# [TASK REQUIREMENTS]
Images embedded in the records are excluded; print everything else exactly as given.

# [THE DATA]
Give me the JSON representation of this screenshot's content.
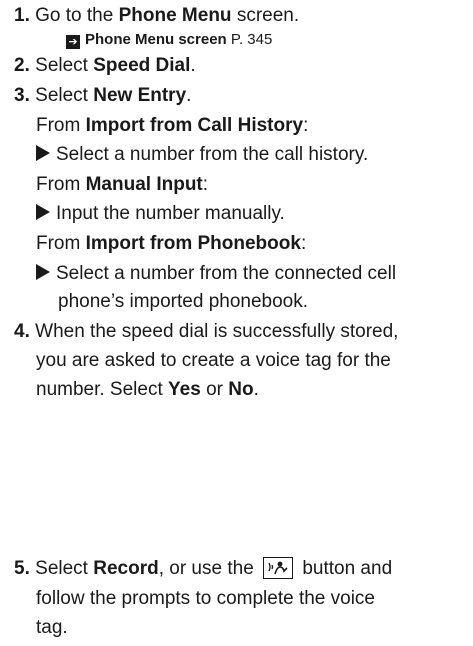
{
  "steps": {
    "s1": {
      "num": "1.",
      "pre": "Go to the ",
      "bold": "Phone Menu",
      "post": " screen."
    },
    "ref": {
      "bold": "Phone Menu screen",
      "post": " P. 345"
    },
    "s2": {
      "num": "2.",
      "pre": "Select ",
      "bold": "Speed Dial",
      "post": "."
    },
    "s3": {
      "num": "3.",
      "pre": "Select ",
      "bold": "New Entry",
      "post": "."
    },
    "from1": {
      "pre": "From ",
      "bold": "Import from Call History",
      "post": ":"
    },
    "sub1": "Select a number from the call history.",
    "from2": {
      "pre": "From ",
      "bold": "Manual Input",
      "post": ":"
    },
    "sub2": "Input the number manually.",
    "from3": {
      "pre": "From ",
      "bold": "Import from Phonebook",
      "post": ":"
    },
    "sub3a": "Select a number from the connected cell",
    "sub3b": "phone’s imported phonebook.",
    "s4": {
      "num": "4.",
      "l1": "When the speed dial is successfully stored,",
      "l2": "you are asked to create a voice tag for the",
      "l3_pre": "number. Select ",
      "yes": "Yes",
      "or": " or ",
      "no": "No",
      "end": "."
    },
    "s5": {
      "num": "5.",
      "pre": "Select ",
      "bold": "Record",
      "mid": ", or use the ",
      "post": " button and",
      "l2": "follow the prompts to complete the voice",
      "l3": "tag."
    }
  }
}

# [RESPONSE BOX]
Give me the JSON representation of this screenshot's content.
{
  "steps": {
    "s1": {
      "num": "1.",
      "pre": "Go to the ",
      "bold": "Phone Menu",
      "post": " screen."
    },
    "ref": {
      "bold": "Phone Menu screen",
      "post": " P. 345"
    },
    "s2": {
      "num": "2.",
      "pre": "Select ",
      "bold": "Speed Dial",
      "post": "."
    },
    "s3": {
      "num": "3.",
      "pre": "Select ",
      "bold": "New Entry",
      "post": "."
    },
    "from1": {
      "pre": "From ",
      "bold": "Import from Call History",
      "post": ":"
    },
    "sub1": "Select a number from the call history.",
    "from2": {
      "pre": "From ",
      "bold": "Manual Input",
      "post": ":"
    },
    "sub2": "Input the number manually.",
    "from3": {
      "pre": "From ",
      "bold": "Import from Phonebook",
      "post": ":"
    },
    "sub3a": "Select a number from the connected cell",
    "sub3b": "phone’s imported phonebook.",
    "s4": {
      "num": "4.",
      "l1": "When the speed dial is successfully stored,",
      "l2": "you are asked to create a voice tag for the",
      "l3_pre": "number. Select ",
      "yes": "Yes",
      "or": " or ",
      "no": "No",
      "end": "."
    },
    "s5": {
      "num": "5.",
      "pre": "Select ",
      "bold": "Record",
      "mid": ", or use the ",
      "post": " button and",
      "l2": "follow the prompts to complete the voice",
      "l3": "tag."
    }
  }
}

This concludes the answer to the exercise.